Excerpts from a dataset
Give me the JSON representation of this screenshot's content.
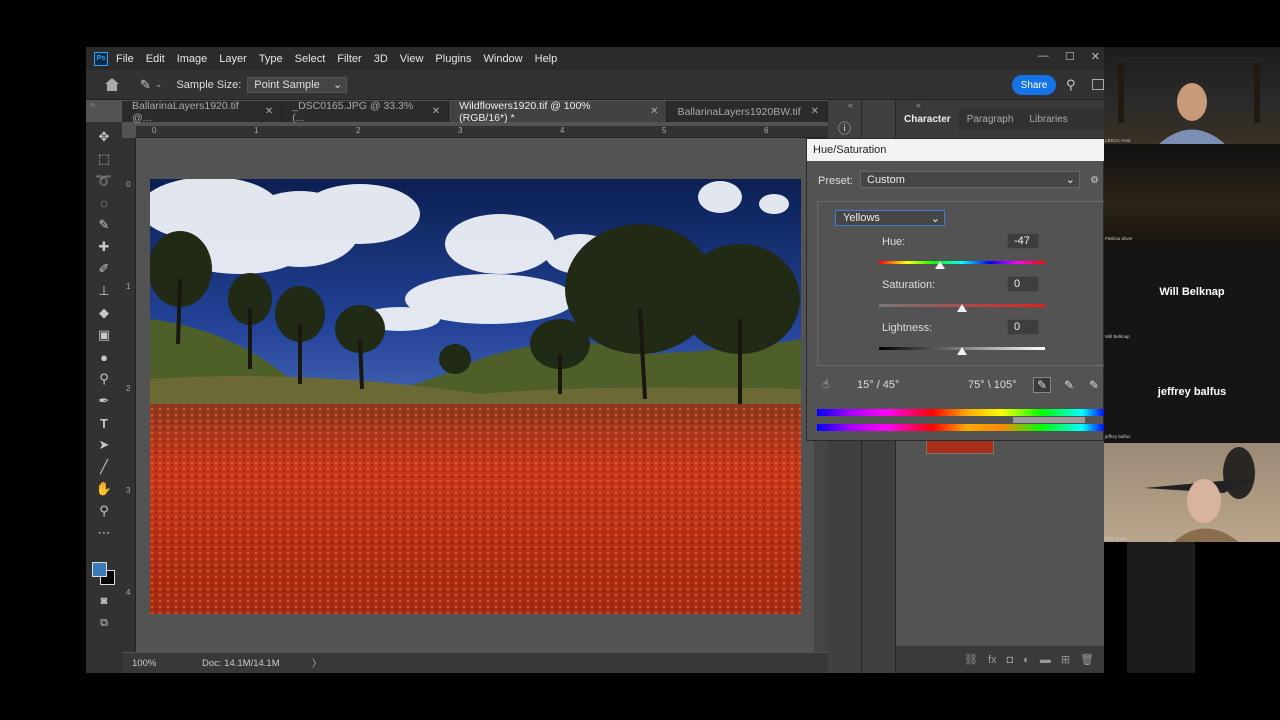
{
  "app": {
    "logo": "Ps",
    "menu": [
      "File",
      "Edit",
      "Image",
      "Layer",
      "Type",
      "Select",
      "Filter",
      "3D",
      "View",
      "Plugins",
      "Window",
      "Help"
    ],
    "window_controls": [
      "—",
      "☐",
      "✕"
    ]
  },
  "options_bar": {
    "sample_size_label": "Sample Size:",
    "sample_size_value": "Point Sample",
    "share_label": "Share"
  },
  "tabs": [
    {
      "label": "BallarinaLayers1920.tif @...",
      "active": false
    },
    {
      "label": "_DSC0165.JPG @ 33.3% (...",
      "active": false
    },
    {
      "label": "Wildflowers1920.tif @ 100% (RGB/16*) *",
      "active": true
    },
    {
      "label": "BallarinaLayers1920BW.tif",
      "active": false
    }
  ],
  "ruler": {
    "h_ticks": [
      "0",
      "1",
      "2",
      "3",
      "4",
      "5",
      "6"
    ],
    "v_ticks": [
      "0",
      "1",
      "2",
      "3",
      "4"
    ]
  },
  "status": {
    "zoom": "100%",
    "doc": "Doc: 14.1M/14.1M",
    "arrow": "〉"
  },
  "panel_tabs": [
    "Character",
    "Paragraph",
    "Libraries"
  ],
  "hue_saturation": {
    "title": "Hue/Saturation",
    "preset_label": "Preset:",
    "preset_value": "Custom",
    "channel": "Yellows",
    "hue_label": "Hue:",
    "hue_value": "-47",
    "hue_slider": -47,
    "saturation_label": "Saturation:",
    "saturation_value": "0",
    "lightness_label": "Lightness:",
    "lightness_value": "0",
    "range_left": "15° / 45°",
    "range_right": "75° \\ 105°"
  },
  "participants": [
    {
      "name": "",
      "small": "LBSCC Host"
    },
    {
      "name": "",
      "small": "Patricia Silver"
    },
    {
      "name": "Will Belknap",
      "small": "Will Belknap"
    },
    {
      "name": "jeffrey balfus",
      "small": "jeffrey balfus"
    },
    {
      "name": "",
      "small": "Rick Tavan"
    }
  ],
  "colors": {
    "accent": "#1473e6",
    "foreground": "#3a7ab8",
    "background": "#000000",
    "flowers": "#c7381b"
  }
}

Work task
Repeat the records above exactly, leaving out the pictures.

Solution for this task
Give me the JSON representation of this screenshot's content.
{
  "app": {
    "logo": "Ps",
    "menu": [
      "File",
      "Edit",
      "Image",
      "Layer",
      "Type",
      "Select",
      "Filter",
      "3D",
      "View",
      "Plugins",
      "Window",
      "Help"
    ],
    "window_controls": [
      "—",
      "☐",
      "✕"
    ]
  },
  "options_bar": {
    "sample_size_label": "Sample Size:",
    "sample_size_value": "Point Sample",
    "share_label": "Share"
  },
  "tabs": [
    {
      "label": "BallarinaLayers1920.tif @...",
      "active": false
    },
    {
      "label": "_DSC0165.JPG @ 33.3% (...",
      "active": false
    },
    {
      "label": "Wildflowers1920.tif @ 100% (RGB/16*) *",
      "active": true
    },
    {
      "label": "BallarinaLayers1920BW.tif",
      "active": false
    }
  ],
  "ruler": {
    "h_ticks": [
      "0",
      "1",
      "2",
      "3",
      "4",
      "5",
      "6"
    ],
    "v_ticks": [
      "0",
      "1",
      "2",
      "3",
      "4"
    ]
  },
  "status": {
    "zoom": "100%",
    "doc": "Doc: 14.1M/14.1M",
    "arrow": "〉"
  },
  "panel_tabs": [
    "Character",
    "Paragraph",
    "Libraries"
  ],
  "hue_saturation": {
    "title": "Hue/Saturation",
    "preset_label": "Preset:",
    "preset_value": "Custom",
    "channel": "Yellows",
    "hue_label": "Hue:",
    "hue_value": "-47",
    "hue_slider": -47,
    "saturation_label": "Saturation:",
    "saturation_value": "0",
    "lightness_label": "Lightness:",
    "lightness_value": "0",
    "range_left": "15° / 45°",
    "range_right": "75° \\ 105°"
  },
  "participants": [
    {
      "name": "",
      "small": "LBSCC Host"
    },
    {
      "name": "",
      "small": "Patricia Silver"
    },
    {
      "name": "Will Belknap",
      "small": "Will Belknap"
    },
    {
      "name": "jeffrey balfus",
      "small": "jeffrey balfus"
    },
    {
      "name": "",
      "small": "Rick Tavan"
    }
  ],
  "colors": {
    "accent": "#1473e6",
    "foreground": "#3a7ab8",
    "background": "#000000",
    "flowers": "#c7381b"
  }
}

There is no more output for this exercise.